## WORK TO COMPLETE
Give the data again exactly, without images.

(Excerpts from an interface dataset)
◆ ◆ ◆ ◆ ◆ ◆ ◆
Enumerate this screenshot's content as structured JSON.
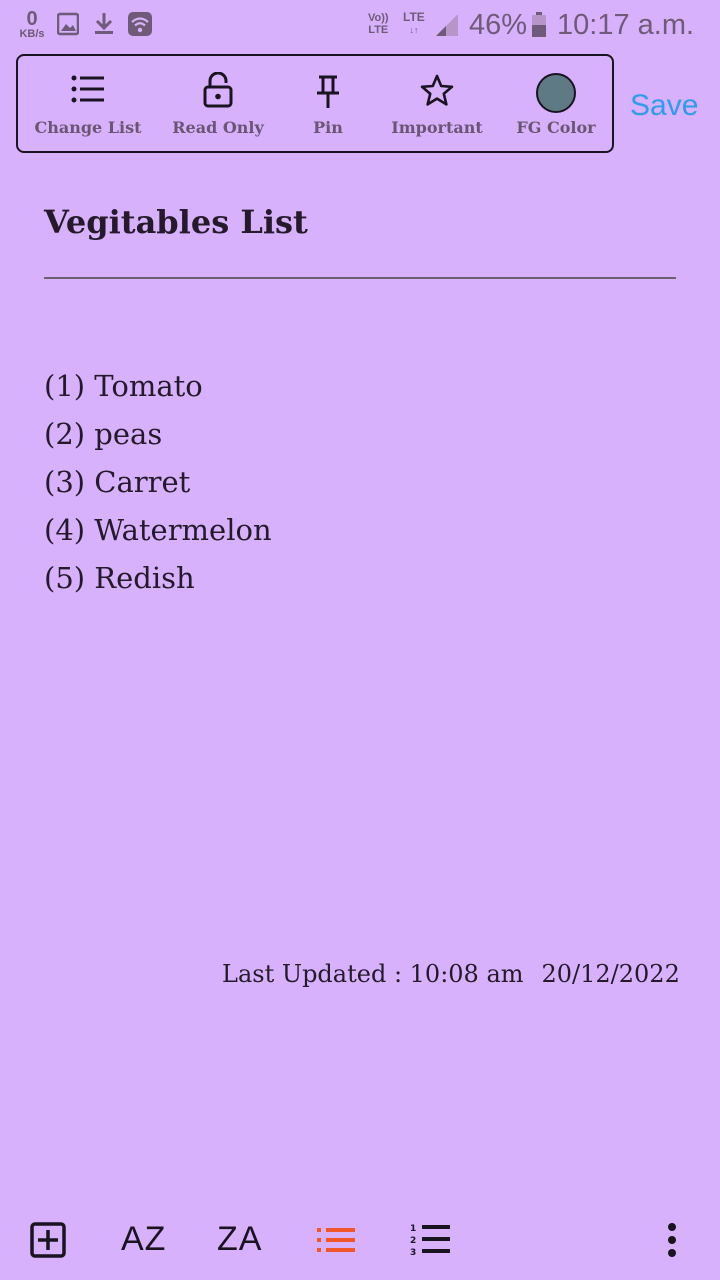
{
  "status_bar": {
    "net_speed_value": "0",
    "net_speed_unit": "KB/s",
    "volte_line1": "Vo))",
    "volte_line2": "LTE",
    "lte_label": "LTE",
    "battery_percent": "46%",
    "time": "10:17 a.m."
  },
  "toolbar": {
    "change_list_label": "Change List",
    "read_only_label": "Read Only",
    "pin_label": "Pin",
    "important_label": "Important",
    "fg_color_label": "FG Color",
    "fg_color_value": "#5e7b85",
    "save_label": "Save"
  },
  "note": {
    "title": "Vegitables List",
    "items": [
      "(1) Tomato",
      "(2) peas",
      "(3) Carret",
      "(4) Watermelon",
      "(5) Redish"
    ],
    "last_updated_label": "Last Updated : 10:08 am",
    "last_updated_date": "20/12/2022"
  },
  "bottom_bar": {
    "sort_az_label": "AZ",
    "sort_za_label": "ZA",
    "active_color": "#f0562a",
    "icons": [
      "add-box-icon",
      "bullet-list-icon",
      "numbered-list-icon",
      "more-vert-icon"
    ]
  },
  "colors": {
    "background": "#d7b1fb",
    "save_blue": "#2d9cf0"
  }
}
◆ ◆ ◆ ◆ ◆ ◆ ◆
## RESPONSE TO THE TASK
Enumerate this screenshot's content as structured JSON.
{
  "status_bar": {
    "net_speed_value": "0",
    "net_speed_unit": "KB/s",
    "volte_line1": "Vo))",
    "volte_line2": "LTE",
    "lte_label": "LTE",
    "battery_percent": "46%",
    "time": "10:17 a.m."
  },
  "toolbar": {
    "change_list_label": "Change List",
    "read_only_label": "Read Only",
    "pin_label": "Pin",
    "important_label": "Important",
    "fg_color_label": "FG Color",
    "fg_color_value": "#5e7b85",
    "save_label": "Save"
  },
  "note": {
    "title": "Vegitables List",
    "items": [
      "(1) Tomato",
      "(2) peas",
      "(3) Carret",
      "(4) Watermelon",
      "(5) Redish"
    ],
    "last_updated_label": "Last Updated : 10:08 am",
    "last_updated_date": "20/12/2022"
  },
  "bottom_bar": {
    "sort_az_label": "AZ",
    "sort_za_label": "ZA",
    "active_color": "#f0562a",
    "icons": [
      "add-box-icon",
      "bullet-list-icon",
      "numbered-list-icon",
      "more-vert-icon"
    ]
  },
  "colors": {
    "background": "#d7b1fb",
    "save_blue": "#2d9cf0"
  }
}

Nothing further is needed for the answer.